The television channel, Ukraine 24, announced the hack on Telegram, and noted a false chyron had also aired on the station’s on-air broadcast.
Belarusian journalist and Atlantic Council non-resident fellow Hanna Liubakova noted that Zelensky had issued a short video dismissing the false claims in the manipulated video. This video was released on Zelensky’s Telegram channel.
#Ukraine Hackers published a deep fake of @ZelenskyyUa urging citizens to lay down their arms. He responded immediately:— Hanna Liubakova (@HannaLiubakova) March 16, 2022
“If I can offer someone to lay down their arms, it’s the Russian military.Go home.Because we’re home. We are defending our land, our children & our families.” pic.twitter.com/TiICf3Z5Te

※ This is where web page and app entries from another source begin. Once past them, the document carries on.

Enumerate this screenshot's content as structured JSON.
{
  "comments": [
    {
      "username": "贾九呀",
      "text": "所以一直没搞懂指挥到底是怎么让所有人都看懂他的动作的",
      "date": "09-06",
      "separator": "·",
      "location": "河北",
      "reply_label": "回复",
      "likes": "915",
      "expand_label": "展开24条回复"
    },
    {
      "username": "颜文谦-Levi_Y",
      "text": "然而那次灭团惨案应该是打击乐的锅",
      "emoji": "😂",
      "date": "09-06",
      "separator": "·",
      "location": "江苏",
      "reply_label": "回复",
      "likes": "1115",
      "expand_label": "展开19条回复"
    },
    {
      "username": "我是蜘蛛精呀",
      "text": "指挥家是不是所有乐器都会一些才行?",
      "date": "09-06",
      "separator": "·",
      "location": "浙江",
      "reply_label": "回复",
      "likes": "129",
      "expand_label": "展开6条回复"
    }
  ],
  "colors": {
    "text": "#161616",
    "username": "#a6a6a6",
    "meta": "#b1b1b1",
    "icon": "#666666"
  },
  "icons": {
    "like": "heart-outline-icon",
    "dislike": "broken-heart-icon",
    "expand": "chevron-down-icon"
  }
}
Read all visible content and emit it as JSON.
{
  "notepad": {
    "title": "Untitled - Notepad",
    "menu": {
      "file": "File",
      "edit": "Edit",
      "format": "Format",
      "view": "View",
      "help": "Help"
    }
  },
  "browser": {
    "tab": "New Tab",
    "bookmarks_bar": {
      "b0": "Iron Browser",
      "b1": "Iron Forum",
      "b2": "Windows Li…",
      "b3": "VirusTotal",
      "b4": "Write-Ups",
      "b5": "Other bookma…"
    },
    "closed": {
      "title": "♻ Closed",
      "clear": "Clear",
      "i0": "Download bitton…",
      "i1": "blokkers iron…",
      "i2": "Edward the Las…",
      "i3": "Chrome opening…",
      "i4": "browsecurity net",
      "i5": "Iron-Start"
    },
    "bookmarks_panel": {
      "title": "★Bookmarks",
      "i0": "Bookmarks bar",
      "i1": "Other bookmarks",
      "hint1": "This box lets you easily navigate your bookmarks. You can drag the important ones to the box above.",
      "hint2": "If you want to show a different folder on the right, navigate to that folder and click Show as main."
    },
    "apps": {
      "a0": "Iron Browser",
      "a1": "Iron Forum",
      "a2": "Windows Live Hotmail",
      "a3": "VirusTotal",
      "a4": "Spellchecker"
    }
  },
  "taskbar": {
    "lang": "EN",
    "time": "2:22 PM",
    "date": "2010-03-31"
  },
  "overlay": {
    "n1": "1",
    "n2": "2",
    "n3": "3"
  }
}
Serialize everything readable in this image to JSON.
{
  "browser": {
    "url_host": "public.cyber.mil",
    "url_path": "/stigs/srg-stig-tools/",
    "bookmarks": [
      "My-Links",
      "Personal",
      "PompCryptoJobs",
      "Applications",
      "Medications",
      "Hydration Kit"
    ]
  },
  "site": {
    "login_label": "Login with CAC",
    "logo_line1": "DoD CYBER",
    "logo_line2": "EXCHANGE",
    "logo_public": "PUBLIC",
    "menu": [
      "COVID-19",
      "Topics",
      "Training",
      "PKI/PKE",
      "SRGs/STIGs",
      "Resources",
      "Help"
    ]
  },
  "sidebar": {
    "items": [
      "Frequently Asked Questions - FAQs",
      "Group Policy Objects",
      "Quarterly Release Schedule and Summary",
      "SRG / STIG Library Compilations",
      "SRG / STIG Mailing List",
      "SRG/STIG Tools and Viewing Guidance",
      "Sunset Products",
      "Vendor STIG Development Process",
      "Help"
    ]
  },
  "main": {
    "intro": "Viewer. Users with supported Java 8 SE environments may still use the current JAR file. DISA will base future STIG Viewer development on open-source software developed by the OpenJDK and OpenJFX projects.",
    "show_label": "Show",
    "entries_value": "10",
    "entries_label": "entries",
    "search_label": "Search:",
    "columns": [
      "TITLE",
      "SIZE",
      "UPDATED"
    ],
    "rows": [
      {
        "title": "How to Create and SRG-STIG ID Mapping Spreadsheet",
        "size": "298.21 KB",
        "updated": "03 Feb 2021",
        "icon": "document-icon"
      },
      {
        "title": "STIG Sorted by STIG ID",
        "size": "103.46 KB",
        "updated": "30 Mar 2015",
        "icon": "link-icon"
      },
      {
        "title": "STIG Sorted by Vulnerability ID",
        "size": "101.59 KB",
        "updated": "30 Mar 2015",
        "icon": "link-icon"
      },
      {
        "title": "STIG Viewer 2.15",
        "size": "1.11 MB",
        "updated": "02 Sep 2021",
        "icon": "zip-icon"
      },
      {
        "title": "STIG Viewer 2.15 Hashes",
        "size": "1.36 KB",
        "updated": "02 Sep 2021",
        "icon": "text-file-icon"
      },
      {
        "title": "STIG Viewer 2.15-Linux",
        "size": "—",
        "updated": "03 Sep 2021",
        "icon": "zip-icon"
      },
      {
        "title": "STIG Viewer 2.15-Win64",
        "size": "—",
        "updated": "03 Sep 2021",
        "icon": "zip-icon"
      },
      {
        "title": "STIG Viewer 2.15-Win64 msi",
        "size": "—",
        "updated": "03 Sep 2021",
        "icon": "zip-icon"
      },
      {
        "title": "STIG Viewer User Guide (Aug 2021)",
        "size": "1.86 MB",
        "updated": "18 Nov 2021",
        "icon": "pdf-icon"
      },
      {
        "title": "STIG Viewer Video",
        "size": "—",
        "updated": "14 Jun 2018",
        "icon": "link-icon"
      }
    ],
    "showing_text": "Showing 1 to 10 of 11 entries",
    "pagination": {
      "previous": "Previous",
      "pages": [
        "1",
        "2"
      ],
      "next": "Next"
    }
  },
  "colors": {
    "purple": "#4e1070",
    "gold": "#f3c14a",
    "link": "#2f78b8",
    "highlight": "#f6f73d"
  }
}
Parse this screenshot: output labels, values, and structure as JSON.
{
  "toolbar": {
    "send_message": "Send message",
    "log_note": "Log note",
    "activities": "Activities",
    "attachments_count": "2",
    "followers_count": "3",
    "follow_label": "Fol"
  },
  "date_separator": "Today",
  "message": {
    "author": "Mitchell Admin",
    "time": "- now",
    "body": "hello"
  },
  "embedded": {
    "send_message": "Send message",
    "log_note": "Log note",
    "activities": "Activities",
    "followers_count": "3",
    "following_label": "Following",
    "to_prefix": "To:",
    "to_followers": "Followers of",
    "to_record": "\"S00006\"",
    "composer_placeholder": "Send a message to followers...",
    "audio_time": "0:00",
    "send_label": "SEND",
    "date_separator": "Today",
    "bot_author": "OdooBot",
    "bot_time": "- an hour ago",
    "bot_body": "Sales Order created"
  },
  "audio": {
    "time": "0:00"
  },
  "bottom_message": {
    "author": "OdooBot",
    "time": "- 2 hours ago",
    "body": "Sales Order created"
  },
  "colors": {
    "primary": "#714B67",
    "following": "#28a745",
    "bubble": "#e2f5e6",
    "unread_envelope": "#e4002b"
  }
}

Later in the day, Meta Head of Security Policy Nathaniel Gleicher announced that Meta had removed the video as it propagated, presumably across Facebook and Instagram. He noted that Meta executives had “notified our peers at other platforms.”
1/ Earlier today, our teams identified and removed a deepfake video claiming to show President Zelensky issuing a statement he never did. It appeared on a reportedly compromised website and then started showing across the internet.— Nathaniel Gleicher (@ngleicher) March 16, 2022
“Ukrainians have done excellent work pre-bunking potential Zelensky deepfakes though looming gaps globally on deepfake detection,” said Sam Gregory, Program Director at WITNESS and an expert on ethical issues and human rights issues related to synthetic media.
This piece will be updated.
Justin Hendrix is CEO and Editor of Tech Policy Press, a new nonprofit media venture concerned with the intersection of technology and democracy. Previously, he was Executive Director of NYC Media Lab. He spent over a decade at The Economist in roles including Vice President, Business Development & Innovation. He is an associate research scientist and adjunct professor at NYU Tandon School of Engineering. Opinions expressed here are his own.